It was 13 months ago – July 7, my birthday, to be precise – that I got the call. I had had a nagging, persistent sore throat for some time. Since it was the middle of a pandemic, and I was already pretty anxious, I had no shortage of imaginary culprits. Despite my vivid imagination, tonsil cancer had not been on the list.
As a New Yorker, we were already floating in a surreal and uneasy time. By July, the morgue trucks had settled outside Lenox Hill Hospital and the hospital tent had been stationed in Central Park, outside Mount Sinai. Within my family circle, I was isolated, and with each passing day, more concerned about my son 3,000 miles away.
My diagnosis came at an unprecedented moment in my professional life, too. Until then Pollyanna’s projects were all in-person. But, in March, as our scheduled professional development and conferences were cancelled or postponed, I began to feel as though Pollyanna would join the list of organizations paused or ended by the Covid crisis.
Shortly thereafter, the senseless murder of George Floyd prompted a reckoning around the nation, world, and within independent school communities, most loudly echoed on Black@ social media accounts. And in this reckoning, schools recognized that significant work around diversity, equity and inclusion could not pause until the end of this pandemic. They accepted that even when not physically together, equity could not be presumed, and important steps toward cultural recompense could and must be taken.
For Pollyanna, not only did this feel like a moment of transformation; it felt like a moment to make tangible strides towards fulfilling our mission of developing stronger communities. In May and June, the phone began to ring again and we quickly pivoted to a robust calendar of virtual programs for school communities and businesses seeking to engage their communities in dialogue around DEI topics.
Then, July 7. After many doctor appointments, tests and scans, in August I began a difficult seven-week course of radiation and chemotherapy treatments. In a moment of great professional challenge, I was, on most days, too depleted to will myself out of bed.
And, yet another challenge...some opponents began pushing back against the racial-justice dialogue taking place in independent schools. And as I continued to recover, Pollyanna seemingly became a prominent target in these efforts.
In the media, my colleagues and I were battered with allegations and untruths: that we sought to indoctrinate students in a political philosophy; that I misrepresented my heritage as a white, Jewish woman; that I was an opportunist getting rich off racial justice. The online vitriol was harsh, and I felt at times unsafe in my own home and had to take appropriate measures.
In a period of unimaginable challenges, I drew enormous strength from my communities -- especially our amazing Pollyanna team, close friends and my son, who moved back to New York. It was tempting to withdraw -- from the work, the challenge, everything. But the convergence of Covid, cancer and conflict had one resounding takeaway for me: that we need to confront our fears and challenges, and that when we commit to the hard work, we discover strength and resilience we did not even know we had.
Today, my health has greatly improved, yet I do not feel entirely out of the woods on any of these fronts. At the same time, as I begin to put this convergence of challenges behind me, I feel stronger and even more steadfastly dedicated to Pollyanna’s mission.
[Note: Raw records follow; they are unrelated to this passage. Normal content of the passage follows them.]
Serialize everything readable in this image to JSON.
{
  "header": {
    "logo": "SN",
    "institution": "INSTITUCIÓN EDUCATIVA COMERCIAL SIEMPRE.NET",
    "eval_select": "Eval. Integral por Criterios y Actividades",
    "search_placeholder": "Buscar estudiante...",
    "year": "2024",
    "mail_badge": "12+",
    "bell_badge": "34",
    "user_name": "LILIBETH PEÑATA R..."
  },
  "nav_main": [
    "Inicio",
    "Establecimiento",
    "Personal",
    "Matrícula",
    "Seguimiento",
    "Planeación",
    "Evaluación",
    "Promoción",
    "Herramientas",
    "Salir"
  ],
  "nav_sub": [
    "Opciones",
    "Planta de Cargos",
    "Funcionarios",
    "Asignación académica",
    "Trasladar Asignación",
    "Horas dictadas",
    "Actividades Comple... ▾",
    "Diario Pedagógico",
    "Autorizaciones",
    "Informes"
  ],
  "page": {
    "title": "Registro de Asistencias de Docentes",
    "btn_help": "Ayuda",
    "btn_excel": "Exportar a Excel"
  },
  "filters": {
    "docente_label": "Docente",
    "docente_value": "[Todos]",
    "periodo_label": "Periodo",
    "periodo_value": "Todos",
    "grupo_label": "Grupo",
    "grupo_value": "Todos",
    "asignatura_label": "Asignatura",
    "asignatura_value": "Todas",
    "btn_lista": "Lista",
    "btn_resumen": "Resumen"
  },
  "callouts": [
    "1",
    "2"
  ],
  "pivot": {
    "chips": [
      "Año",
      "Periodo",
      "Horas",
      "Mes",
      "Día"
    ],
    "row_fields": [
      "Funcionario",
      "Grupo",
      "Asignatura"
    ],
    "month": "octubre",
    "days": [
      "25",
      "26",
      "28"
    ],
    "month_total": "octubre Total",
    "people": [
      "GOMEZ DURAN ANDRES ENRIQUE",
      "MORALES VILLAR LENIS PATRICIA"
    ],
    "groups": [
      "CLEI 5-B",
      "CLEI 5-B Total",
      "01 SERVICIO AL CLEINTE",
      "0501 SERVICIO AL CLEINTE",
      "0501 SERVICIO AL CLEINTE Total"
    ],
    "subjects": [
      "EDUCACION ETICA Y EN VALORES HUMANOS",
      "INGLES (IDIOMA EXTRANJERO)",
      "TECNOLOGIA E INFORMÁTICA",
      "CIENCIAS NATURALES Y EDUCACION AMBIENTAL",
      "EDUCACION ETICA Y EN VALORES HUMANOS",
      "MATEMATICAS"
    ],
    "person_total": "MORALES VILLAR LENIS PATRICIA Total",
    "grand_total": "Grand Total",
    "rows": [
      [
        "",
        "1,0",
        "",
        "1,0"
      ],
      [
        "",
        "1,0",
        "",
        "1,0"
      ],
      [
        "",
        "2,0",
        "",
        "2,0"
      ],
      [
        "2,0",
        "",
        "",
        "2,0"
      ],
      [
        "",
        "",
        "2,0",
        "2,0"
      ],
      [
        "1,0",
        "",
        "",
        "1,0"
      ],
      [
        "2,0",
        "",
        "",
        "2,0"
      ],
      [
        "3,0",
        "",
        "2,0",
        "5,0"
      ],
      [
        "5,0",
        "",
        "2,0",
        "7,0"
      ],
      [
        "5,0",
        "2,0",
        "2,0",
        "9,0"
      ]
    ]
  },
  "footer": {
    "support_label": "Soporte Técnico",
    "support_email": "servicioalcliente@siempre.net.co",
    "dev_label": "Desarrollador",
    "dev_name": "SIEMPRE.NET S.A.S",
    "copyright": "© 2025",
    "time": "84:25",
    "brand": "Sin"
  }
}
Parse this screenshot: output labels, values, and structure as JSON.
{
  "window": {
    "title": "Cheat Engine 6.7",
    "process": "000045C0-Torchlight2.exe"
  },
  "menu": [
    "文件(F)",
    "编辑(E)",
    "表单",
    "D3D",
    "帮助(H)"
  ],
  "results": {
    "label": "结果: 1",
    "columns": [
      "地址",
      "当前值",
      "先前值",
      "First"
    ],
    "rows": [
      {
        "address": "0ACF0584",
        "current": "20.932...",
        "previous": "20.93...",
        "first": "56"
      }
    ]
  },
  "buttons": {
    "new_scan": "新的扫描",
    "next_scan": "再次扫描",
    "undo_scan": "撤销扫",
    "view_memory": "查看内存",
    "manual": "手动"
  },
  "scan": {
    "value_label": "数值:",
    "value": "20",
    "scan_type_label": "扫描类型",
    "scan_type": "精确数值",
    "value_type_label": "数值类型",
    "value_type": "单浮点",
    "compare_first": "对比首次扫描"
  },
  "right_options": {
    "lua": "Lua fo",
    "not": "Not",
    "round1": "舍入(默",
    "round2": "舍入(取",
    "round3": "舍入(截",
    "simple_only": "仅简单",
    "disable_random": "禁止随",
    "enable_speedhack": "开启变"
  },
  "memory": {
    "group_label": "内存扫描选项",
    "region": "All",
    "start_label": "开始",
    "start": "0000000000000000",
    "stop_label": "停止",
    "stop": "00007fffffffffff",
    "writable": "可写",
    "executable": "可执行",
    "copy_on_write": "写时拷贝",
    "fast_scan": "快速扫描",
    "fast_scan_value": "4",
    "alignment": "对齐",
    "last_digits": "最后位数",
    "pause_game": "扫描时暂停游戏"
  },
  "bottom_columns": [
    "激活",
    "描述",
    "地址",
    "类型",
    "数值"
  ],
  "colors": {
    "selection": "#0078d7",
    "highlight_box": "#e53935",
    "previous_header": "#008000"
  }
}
This is the first time I am publicly sharing the personal and professional challenges I experienced during this past year. It feels important to reflect on this time and on the value of getting through adversity. We all become stronger when we confront what’s difficult. No doubt, we will continue all to face challenges in the year to come. I am deeply grateful for this community, for your partnership, for your support, and for your trust in our shared mission.